-- Opening Marker --
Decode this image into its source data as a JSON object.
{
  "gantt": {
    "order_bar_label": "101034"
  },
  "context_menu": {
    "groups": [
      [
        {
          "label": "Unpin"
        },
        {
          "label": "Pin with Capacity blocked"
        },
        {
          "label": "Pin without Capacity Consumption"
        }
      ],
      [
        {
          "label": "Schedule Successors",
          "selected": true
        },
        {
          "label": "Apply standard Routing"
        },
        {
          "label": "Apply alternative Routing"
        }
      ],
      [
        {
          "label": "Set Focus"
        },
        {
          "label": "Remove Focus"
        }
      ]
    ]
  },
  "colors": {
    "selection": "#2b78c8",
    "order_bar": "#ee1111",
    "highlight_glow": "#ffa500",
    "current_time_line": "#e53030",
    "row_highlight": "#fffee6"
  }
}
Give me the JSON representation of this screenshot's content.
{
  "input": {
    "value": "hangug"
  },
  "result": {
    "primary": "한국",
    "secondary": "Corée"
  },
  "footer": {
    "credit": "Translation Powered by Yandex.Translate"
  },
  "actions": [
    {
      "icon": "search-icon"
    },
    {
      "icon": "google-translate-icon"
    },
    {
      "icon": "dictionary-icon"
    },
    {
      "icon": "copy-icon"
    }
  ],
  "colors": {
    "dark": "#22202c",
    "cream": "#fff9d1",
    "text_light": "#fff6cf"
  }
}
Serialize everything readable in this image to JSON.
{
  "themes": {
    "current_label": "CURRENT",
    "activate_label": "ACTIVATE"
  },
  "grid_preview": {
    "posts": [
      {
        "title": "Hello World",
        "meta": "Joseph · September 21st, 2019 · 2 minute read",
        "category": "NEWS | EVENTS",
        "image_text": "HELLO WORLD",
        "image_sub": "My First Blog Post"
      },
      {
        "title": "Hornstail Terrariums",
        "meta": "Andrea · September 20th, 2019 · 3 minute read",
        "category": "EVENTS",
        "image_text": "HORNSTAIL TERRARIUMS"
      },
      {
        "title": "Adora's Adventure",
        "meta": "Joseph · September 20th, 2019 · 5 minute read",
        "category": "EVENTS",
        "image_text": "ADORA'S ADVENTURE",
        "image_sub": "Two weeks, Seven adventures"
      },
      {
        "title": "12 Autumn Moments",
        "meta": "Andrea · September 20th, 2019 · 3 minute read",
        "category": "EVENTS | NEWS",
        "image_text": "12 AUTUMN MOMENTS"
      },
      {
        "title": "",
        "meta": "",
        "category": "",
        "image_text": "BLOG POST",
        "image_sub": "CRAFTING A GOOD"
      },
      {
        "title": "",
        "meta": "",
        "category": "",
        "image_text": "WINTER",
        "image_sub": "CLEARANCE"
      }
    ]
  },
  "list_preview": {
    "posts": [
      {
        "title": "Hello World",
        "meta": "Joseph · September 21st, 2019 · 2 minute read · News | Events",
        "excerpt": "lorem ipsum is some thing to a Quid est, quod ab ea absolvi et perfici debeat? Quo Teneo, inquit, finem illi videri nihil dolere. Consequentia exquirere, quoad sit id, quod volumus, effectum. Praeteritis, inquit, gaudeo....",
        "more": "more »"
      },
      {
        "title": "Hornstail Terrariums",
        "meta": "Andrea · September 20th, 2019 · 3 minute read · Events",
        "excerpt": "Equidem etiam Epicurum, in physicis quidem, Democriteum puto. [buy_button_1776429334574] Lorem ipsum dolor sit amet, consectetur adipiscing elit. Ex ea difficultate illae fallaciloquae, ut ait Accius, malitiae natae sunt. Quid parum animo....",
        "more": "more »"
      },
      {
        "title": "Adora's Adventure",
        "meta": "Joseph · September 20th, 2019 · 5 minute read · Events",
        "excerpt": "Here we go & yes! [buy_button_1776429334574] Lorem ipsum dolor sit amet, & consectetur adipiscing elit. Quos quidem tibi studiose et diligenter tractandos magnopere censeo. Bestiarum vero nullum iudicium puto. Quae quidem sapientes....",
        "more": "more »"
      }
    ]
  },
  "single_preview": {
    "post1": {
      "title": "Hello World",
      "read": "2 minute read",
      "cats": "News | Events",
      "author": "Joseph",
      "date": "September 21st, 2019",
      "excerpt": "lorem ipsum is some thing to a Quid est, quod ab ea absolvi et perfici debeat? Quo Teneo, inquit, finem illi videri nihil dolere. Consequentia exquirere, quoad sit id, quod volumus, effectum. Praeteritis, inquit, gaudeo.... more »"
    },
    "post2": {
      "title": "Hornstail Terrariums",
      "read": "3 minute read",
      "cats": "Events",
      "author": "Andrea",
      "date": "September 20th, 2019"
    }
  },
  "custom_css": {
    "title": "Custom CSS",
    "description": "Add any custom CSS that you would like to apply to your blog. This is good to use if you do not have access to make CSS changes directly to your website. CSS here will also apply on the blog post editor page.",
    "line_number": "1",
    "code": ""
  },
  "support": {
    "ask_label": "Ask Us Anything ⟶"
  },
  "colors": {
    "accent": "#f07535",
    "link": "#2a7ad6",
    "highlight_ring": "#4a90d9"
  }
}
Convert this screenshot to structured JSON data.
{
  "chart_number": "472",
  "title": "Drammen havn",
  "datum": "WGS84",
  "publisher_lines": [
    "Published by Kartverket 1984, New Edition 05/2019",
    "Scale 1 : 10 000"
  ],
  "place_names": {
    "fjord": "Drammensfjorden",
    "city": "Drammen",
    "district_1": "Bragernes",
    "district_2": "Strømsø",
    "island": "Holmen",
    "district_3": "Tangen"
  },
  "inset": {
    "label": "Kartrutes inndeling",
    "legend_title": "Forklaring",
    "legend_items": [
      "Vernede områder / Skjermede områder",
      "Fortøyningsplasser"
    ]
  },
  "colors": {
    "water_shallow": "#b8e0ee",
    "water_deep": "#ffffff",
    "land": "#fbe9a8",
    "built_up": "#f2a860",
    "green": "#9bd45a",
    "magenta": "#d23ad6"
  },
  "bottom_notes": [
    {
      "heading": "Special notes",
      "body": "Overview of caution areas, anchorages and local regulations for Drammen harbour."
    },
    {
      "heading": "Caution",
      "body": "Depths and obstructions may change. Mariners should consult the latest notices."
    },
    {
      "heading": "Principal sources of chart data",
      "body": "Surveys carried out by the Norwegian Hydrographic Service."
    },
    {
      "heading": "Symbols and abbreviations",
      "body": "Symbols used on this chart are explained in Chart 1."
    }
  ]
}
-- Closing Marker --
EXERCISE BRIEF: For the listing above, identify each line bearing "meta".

EXPECTED OUTPUT:
        "meta": "Joseph · September 21st, 2019 · 2 minute read",
        "meta": "Andrea · September 20th, 2019 · 3 minute read",
        "meta": "Joseph · September 20th, 2019 · 5 minute read",
        "meta": "Andrea · September 20th, 2019 · 3 minute read",
        "meta": "",
        "meta": "",
        "meta": "Joseph · September 21st, 2019 · 2 minute read · News | Events",
        "meta": "Andrea · September 20th, 2019 · 3 minute read · Events",
        "meta": "Joseph · September 20th, 2019 · 5 minute read · Events",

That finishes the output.